**What area does 2 cubic feet cover?**

One 2 Cubic Foot Bag Covers

covers **8 sq feet**.

**How many bags of 2 cubic feet make a yard?**

A: There are 27 cubic feet in a cubic yard. Most bagged mulch is sold in 2 cubic foot bags. So, for **every 13.5 bags**, you need one cubic yard.

**How do I calculate cubic feet?**

Calculating cubic feet for different units (formulae)

- From feet: length (ft) × width (ft) × height (ft) = cubic feet.
- From inches: length (in) × width (in) × height (in) ÷ 1728 = cubic feet.
- From yards: length (yd) × width (yd) × height (yd) × 27 = cubic feet.

**What is the difference between raised bed soil and potting soil?**

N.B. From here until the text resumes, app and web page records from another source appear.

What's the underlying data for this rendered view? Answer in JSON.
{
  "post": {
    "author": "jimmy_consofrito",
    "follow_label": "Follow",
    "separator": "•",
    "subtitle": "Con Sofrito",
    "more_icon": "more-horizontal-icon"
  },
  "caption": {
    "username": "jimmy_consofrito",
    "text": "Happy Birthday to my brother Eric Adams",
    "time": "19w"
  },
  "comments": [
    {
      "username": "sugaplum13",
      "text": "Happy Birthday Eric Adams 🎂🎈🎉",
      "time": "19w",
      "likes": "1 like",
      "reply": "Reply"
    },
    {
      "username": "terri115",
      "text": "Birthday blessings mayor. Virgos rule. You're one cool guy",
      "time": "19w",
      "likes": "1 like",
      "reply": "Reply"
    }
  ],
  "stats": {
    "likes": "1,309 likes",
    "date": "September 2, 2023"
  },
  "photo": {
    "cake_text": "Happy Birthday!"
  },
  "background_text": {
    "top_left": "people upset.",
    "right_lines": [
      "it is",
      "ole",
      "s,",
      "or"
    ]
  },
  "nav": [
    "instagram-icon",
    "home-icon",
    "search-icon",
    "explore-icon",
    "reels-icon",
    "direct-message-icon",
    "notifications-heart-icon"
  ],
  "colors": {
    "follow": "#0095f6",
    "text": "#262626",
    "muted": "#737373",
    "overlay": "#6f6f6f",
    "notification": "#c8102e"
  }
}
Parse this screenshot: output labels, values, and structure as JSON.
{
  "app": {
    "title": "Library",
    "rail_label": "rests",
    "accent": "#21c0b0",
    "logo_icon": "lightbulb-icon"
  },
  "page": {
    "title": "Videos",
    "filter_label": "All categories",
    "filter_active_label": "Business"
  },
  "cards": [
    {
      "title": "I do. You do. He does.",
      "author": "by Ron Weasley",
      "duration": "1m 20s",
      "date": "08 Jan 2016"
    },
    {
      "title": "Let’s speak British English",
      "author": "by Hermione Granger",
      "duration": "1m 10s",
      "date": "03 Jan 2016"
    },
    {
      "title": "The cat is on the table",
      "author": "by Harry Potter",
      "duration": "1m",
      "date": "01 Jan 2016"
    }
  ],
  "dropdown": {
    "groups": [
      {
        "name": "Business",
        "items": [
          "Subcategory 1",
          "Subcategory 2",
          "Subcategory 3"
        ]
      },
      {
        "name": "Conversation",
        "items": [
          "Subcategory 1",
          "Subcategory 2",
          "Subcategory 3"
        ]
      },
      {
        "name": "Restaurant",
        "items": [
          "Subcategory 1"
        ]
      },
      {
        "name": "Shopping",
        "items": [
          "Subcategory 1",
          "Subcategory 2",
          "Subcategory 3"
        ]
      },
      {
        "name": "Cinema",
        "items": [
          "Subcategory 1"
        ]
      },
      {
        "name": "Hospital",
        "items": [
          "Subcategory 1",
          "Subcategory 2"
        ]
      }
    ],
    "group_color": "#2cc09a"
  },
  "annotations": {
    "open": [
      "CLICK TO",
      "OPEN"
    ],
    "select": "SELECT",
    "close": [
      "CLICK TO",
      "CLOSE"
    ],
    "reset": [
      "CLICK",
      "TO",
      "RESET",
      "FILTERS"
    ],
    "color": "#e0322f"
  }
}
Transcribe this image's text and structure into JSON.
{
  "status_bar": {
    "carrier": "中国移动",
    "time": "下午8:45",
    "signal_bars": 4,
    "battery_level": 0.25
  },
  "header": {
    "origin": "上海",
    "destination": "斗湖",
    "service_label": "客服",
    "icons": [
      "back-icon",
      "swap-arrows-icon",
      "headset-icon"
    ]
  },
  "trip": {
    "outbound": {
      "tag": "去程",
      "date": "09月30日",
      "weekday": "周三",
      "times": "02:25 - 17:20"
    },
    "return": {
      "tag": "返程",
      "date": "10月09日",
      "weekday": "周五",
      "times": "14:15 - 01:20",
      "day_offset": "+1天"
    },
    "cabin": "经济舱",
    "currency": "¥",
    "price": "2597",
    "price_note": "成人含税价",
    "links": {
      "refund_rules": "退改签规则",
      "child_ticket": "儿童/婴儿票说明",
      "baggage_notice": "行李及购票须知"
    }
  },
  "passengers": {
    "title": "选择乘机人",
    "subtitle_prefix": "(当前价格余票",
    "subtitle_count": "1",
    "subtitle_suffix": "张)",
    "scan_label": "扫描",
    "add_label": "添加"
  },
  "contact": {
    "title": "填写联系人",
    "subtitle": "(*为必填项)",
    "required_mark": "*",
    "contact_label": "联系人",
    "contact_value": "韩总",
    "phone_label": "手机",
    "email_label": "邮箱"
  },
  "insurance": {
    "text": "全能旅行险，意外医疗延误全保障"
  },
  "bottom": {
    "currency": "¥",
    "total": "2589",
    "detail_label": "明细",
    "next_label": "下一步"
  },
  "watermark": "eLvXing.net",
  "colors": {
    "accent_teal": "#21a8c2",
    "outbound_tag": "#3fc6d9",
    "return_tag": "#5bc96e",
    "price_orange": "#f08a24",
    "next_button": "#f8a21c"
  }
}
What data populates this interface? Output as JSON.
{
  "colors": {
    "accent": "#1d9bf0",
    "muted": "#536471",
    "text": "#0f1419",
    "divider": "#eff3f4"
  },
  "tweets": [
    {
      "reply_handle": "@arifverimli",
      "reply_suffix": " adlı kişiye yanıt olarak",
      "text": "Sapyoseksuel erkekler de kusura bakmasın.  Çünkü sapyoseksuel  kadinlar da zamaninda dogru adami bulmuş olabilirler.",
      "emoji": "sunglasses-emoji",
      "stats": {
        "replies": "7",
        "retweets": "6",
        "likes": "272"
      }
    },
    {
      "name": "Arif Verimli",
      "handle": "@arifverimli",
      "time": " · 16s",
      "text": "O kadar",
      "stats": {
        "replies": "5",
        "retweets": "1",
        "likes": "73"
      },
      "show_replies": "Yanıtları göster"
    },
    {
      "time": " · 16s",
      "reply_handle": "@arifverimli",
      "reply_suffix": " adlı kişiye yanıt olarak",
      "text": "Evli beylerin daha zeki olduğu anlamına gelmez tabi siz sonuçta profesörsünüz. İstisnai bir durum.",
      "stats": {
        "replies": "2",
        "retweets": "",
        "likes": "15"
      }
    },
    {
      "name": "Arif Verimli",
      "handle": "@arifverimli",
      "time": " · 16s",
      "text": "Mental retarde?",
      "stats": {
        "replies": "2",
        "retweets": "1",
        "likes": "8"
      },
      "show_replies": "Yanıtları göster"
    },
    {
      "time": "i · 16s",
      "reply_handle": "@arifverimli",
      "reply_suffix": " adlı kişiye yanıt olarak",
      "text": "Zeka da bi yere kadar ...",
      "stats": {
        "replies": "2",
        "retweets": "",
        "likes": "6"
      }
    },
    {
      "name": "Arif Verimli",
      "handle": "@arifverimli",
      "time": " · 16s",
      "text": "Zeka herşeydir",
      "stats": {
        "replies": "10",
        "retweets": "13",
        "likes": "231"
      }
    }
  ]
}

Potting Mix is formulated to feed the soil for plants growing in indoor and outdoor containers, while Raised Bed Soil with its **slightly larger particle size**, has versatile uses for both larger containers and raised bed gardening.

**Can I fill my raised bed with just compost?**

You **should never plant in compost alone**, but it should be at least 30-50% of your garden soil, whether you are creating your own soil in raised garden boxes or you’re adding it to your existing soil for in-ground planting.

**What do you fill raised beds with?**

The first option for filling your beds is a **simple soil mixture**. As you may have guessed, this is the simplest route you can take. Fill your bed with a 1:1 mixture of topsoil and compost mix, then lightly combine with a rake or shovel.

**How many cubic feet is 50 pounds?**

**83 CF** per 50 pounds.

**What does good topsoil look like?**

Good topsoil should **crumble in your fingers**. You should feel the grit in it which indicates minerals that are needed for your plants like phosphorus, magnesium, and calcium. Avoid soil that is too hard, as it indicates low organic matter. Soil that clumps up into balls or large chunks is too rich in clay.

**How many cubic feet are in a bag of soil?**

Find out How Many Bags of Soil, Mulch, or Compost You Need

# Cubic Yards Needed | Bag Size | |
---|---|---|

.75 Cubic Feet | 1 Cubic Foot | |

1/2 Yard |
18 bags |
14 bags |

1 Yard | 36 bags | 27 bags |

3 Yards | 108 bags | 81 bags |

**Should I line my raised garden bed with plastic?**

You can line your raised bed to make it more durable and to prevent toxics from leaching into the soil. For lining, use landscape fabric found at garden supply stores or cloth fabric from clothing. **Avoid non-porous plastic**, as it can retain too much water and discourage beneficial insects and worms.

**How many bags of soil do I need for a raised bed?**

How Many Bags of Soil Do You Need for a 4 x 8 raised garden bed? For a 4×8 raised garden bed, you will need **15 bags of soil** (1.5 cubic feet per bag) or 21.44 cubic feet of soil. This is assuming your raised garden bed is 8 inches high and the bags of soil you are buying contains 1.5 cubic feet of soil per bag.

**Is raised bed soil the same as potting soil?**

Potting Mix is formulated to feed the soil for plants growing in indoor and outdoor containers, while Raised Bed Soil with its slightly larger particle size, has versatile uses for both larger containers and raised bed gardening.